RECORDS FOR PROCESSING –

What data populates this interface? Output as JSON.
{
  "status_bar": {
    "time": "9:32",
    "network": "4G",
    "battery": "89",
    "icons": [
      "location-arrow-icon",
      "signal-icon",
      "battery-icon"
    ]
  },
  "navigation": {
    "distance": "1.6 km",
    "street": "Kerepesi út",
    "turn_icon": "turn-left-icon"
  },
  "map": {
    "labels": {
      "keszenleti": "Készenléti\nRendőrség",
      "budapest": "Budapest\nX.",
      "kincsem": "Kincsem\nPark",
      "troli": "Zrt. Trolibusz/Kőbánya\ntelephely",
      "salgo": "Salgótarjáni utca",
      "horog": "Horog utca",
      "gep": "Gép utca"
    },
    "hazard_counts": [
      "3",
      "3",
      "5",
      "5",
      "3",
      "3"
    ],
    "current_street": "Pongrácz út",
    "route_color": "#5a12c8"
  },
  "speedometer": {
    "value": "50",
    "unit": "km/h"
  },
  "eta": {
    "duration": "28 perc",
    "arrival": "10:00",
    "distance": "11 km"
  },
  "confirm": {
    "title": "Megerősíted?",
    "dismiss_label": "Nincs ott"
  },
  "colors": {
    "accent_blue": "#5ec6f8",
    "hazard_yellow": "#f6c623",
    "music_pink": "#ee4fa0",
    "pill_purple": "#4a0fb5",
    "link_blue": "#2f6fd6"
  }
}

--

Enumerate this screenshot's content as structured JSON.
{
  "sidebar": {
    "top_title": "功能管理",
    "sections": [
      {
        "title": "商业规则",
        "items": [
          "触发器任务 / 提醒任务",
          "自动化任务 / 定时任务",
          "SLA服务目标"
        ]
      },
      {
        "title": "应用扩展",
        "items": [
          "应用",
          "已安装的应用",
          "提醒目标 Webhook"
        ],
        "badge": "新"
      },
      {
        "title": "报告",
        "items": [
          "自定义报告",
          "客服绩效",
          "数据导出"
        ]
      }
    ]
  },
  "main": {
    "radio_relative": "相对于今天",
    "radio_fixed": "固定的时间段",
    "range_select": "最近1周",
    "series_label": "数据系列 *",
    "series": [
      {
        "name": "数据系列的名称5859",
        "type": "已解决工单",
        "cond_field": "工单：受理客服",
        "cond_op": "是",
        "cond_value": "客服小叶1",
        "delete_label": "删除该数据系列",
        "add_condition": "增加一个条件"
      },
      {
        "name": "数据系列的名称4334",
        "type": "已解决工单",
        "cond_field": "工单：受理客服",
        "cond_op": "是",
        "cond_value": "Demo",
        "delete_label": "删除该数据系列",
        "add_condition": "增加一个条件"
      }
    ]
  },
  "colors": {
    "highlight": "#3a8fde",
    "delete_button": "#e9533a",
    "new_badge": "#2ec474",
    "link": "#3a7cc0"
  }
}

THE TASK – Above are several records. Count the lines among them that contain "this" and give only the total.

REPLY TO THE EXERCISE – 2